ASIA508 Seminar on the Asia Pacific
Course taught at the graduate program in Asian Studies (MAAS).

“The aim of this seminar is to introduce, discuss and analyze the international relations of the Asia-Pacific region. It is designed to provide the students with an overview of the nature of the international politics in Asia, changing patterns of power relations, regional development, foreign and security policies of regional actors, and regional institution building. Topics to be discussed include measurement and perceptions of power, economic interdependence, alliance politics, regional integration, multilateral institutions, ideas and values, political regimes, nuclear proliferation, nationalism and historical memory, territorial and maritime disputes, non-conventional security issues, demography and climate change. By drawing upon theories and questions found in the international relations literature, the seminar will: i) emphasizes the value of theories and concepts for developing arguments; ii) familiarize students with the prominent scholars of the field; iii) encourage students to develop their expertise by conducting their own research and writing an academic paper; iv) help the students to gain the habit of following current issues through an analytical prism.”

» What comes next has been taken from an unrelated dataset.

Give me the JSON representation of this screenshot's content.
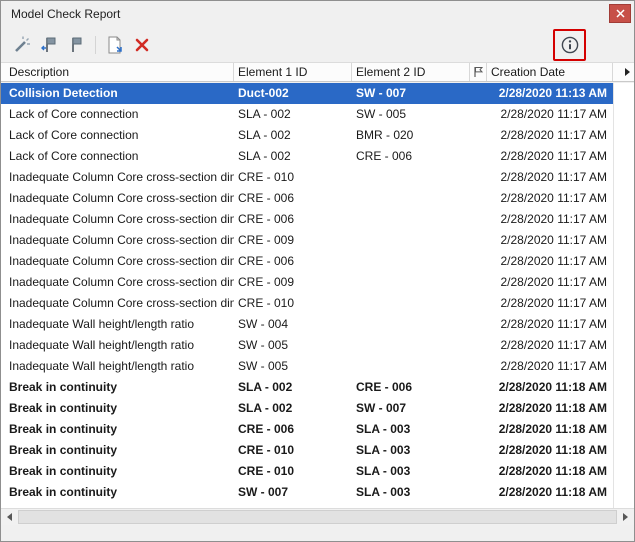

INTT511 International Economics and World Trade
Course taught at the graduate program of the Department of International Trade.

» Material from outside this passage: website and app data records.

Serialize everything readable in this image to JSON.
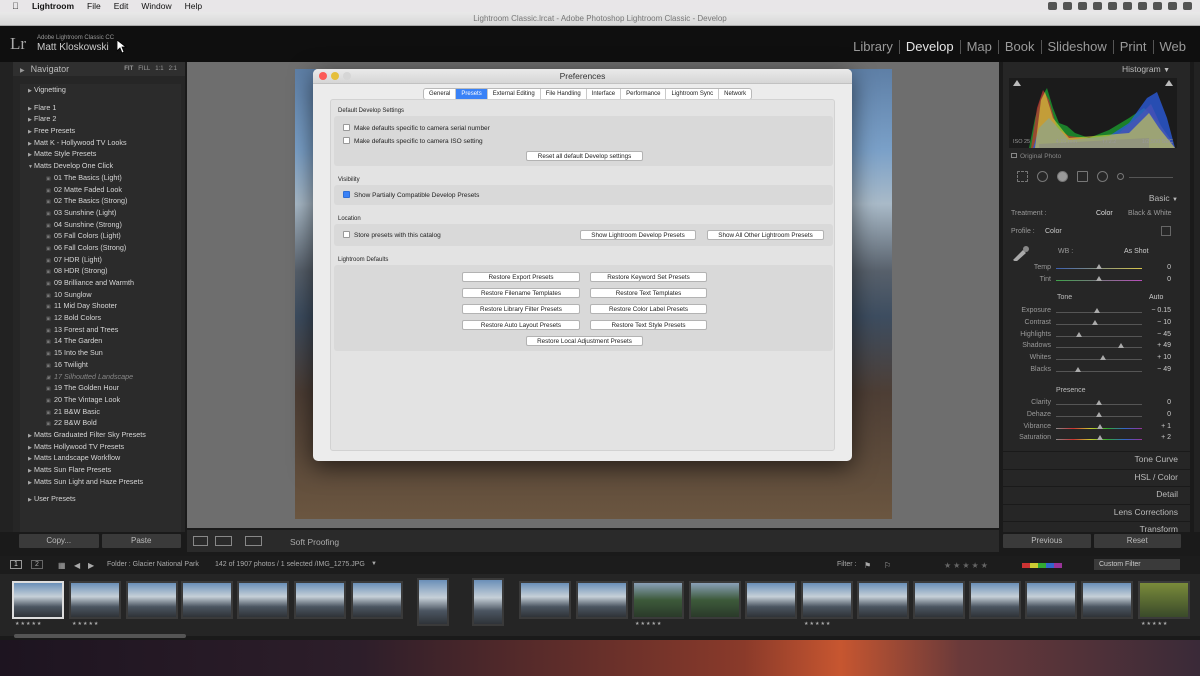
{
  "menubar": {
    "apple_icon": "apple-icon",
    "items": [
      "Lightroom",
      "File",
      "Edit",
      "Window",
      "Help"
    ]
  },
  "window_title": "Lightroom Classic.lrcat - Adobe Photoshop Lightroom Classic - Develop",
  "identity": {
    "logo": "Lr",
    "product": "Adobe Lightroom Classic CC",
    "user": "Matt Kloskowski"
  },
  "modules": [
    "Library",
    "Develop",
    "Map",
    "Book",
    "Slideshow",
    "Print",
    "Web"
  ],
  "active_module": "Develop",
  "left_panel": {
    "navigator_title": "Navigator",
    "navigator_options": [
      "FIT",
      "FILL",
      "1:1",
      "2:1"
    ],
    "presets": [
      {
        "type": "folder",
        "label": "Vignetting"
      },
      {
        "type": "gap"
      },
      {
        "type": "folder",
        "label": "Flare 1"
      },
      {
        "type": "folder",
        "label": "Flare 2"
      },
      {
        "type": "folder",
        "label": "Free Presets"
      },
      {
        "type": "folder",
        "label": "Matt K - Hollywood TV Looks"
      },
      {
        "type": "folder",
        "label": "Matte Style Presets"
      },
      {
        "type": "folder-open",
        "label": "Matts Develop One Click"
      },
      {
        "type": "item",
        "label": "01 The Basics (Light)"
      },
      {
        "type": "item",
        "label": "02 Matte Faded Look"
      },
      {
        "type": "item",
        "label": "02 The Basics (Strong)"
      },
      {
        "type": "item",
        "label": "03 Sunshine (Light)"
      },
      {
        "type": "item",
        "label": "04 Sunshine (Strong)"
      },
      {
        "type": "item",
        "label": "05 Fall Colors (Light)"
      },
      {
        "type": "item",
        "label": "06 Fall Colors (Strong)"
      },
      {
        "type": "item",
        "label": "07 HDR (Light)"
      },
      {
        "type": "item",
        "label": "08 HDR (Strong)"
      },
      {
        "type": "item",
        "label": "09 Brilliance and Warmth"
      },
      {
        "type": "item",
        "label": "10 Sunglow"
      },
      {
        "type": "item",
        "label": "11 Mid Day Shooter"
      },
      {
        "type": "item",
        "label": "12 Bold Colors"
      },
      {
        "type": "item",
        "label": "13 Forest and Trees"
      },
      {
        "type": "item",
        "label": "14 The Garden"
      },
      {
        "type": "item",
        "label": "15 Into the Sun"
      },
      {
        "type": "item",
        "label": "16 Twilight"
      },
      {
        "type": "item-italic",
        "label": "17 Silhoutted Landscape"
      },
      {
        "type": "item",
        "label": "19 The Golden Hour"
      },
      {
        "type": "item",
        "label": "20 The Vintage Look"
      },
      {
        "type": "item",
        "label": "21 B&W Basic"
      },
      {
        "type": "item",
        "label": "22 B&W Bold"
      },
      {
        "type": "folder",
        "label": "Matts Graduated Filter Sky Presets"
      },
      {
        "type": "folder",
        "label": "Matts Hollywood TV Presets"
      },
      {
        "type": "folder",
        "label": "Matts Landscape Workflow"
      },
      {
        "type": "folder",
        "label": "Matts Sun Flare Presets"
      },
      {
        "type": "folder",
        "label": "Matts Sun Light and Haze Presets"
      },
      {
        "type": "gap"
      },
      {
        "type": "folder",
        "label": "User Presets"
      }
    ],
    "copy_label": "Copy...",
    "paste_label": "Paste"
  },
  "toolbar": {
    "soft_proofing": "Soft Proofing"
  },
  "right_panel": {
    "histogram_title": "Histogram",
    "histogram_info": [
      "ISO 25",
      "4.15 mm",
      "f / 2.2",
      "1/2,500 SEC"
    ],
    "original_photo": "Original Photo",
    "basic_title": "Basic",
    "treatment_label": "Treatment :",
    "treatment_color": "Color",
    "treatment_bw": "Black & White",
    "profile_label": "Profile :",
    "profile_value": "Color",
    "wb_label": "WB :",
    "wb_value": "As Shot",
    "temp_label": "Temp",
    "temp_value": "0",
    "tint_label": "Tint",
    "tint_value": "0",
    "tone_label": "Tone",
    "tone_auto": "Auto",
    "presence_label": "Presence",
    "tone_sliders": [
      {
        "label": "Exposure",
        "value": "− 0.15",
        "pos": 0.48
      },
      {
        "label": "Contrast",
        "value": "− 10",
        "pos": 0.45
      },
      {
        "label": "Highlights",
        "value": "− 45",
        "pos": 0.27
      },
      {
        "label": "Shadows",
        "value": "+ 49",
        "pos": 0.75
      },
      {
        "label": "Whites",
        "value": "+ 10",
        "pos": 0.55
      },
      {
        "label": "Blacks",
        "value": "− 49",
        "pos": 0.26
      }
    ],
    "presence_sliders": [
      {
        "label": "Clarity",
        "value": "0",
        "pos": 0.5
      },
      {
        "label": "Dehaze",
        "value": "0",
        "pos": 0.5
      },
      {
        "label": "Vibrance",
        "value": "+ 1",
        "pos": 0.51
      },
      {
        "label": "Saturation",
        "value": "+ 2",
        "pos": 0.51
      }
    ],
    "sections": [
      "Tone Curve",
      "HSL / Color",
      "Detail",
      "Lens Corrections",
      "Transform"
    ],
    "previous_label": "Previous",
    "reset_label": "Reset"
  },
  "filmstrip": {
    "page_buttons": [
      "1",
      "2"
    ],
    "folder_text": "Folder : Glacier National Park",
    "count_text": "142 of 1907 photos / 1 selected /IMG_1275.JPG",
    "filter_label": "Filter :",
    "custom_filter": "Custom Filter"
  },
  "dialog": {
    "title": "Preferences",
    "tabs": [
      "General",
      "Presets",
      "External Editing",
      "File Handling",
      "Interface",
      "Performance",
      "Lightroom Sync",
      "Network"
    ],
    "active_tab": "Presets",
    "default_develop_title": "Default Develop Settings",
    "serial_number_label": "Make defaults specific to camera serial number",
    "iso_label": "Make defaults specific to camera ISO setting",
    "reset_defaults_label": "Reset all default Develop settings",
    "visibility_title": "Visibility",
    "show_partial_label": "Show Partially Compatible Develop Presets",
    "location_title": "Location",
    "store_presets_label": "Store presets with this catalog",
    "show_develop_presets": "Show Lightroom Develop Presets",
    "show_other_presets": "Show All Other Lightroom Presets",
    "defaults_title": "Lightroom Defaults",
    "restore_buttons_left": [
      "Restore Export Presets",
      "Restore Filename Templates",
      "Restore Library Filter Presets",
      "Restore Auto Layout Presets"
    ],
    "restore_buttons_right": [
      "Restore Keyword Set Presets",
      "Restore Text Templates",
      "Restore Color Label Presets",
      "Restore Text Style Presets"
    ],
    "restore_local": "Restore Local Adjustment Presets"
  },
  "colors": {
    "accent": "#3a82f7",
    "panel_bg": "#262626"
  }
}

“The objective of this course is to provide students with the ability to analyze policy issues related to international economics. The course starts with providing general outlook of Turkey in changing global political economy. The first part of the course provides a background in international economics, covering historical development of international trade theory from Adam Smith and David Ricardo to today in an attempt to understand why nations trade, how they trade, how and why trade patterns shift, and what macroeconomic and microeconomic effects trade has on an economy. The second part of the course is devoted to reviewing the international trade policies. It presents the theoretical and practical framework necessary to understand international financial flows and dynamics. Special emphasis will be placed on current trade issues and the problems of economic integration. The last section of the course analyzes challenges that nations face in the 2000s and policies adopted to regulate international trade. The specific focus of our discussions will be the readings and case studies. Students will prepare a term project either focusing on a specific trade policy issue or a country case.”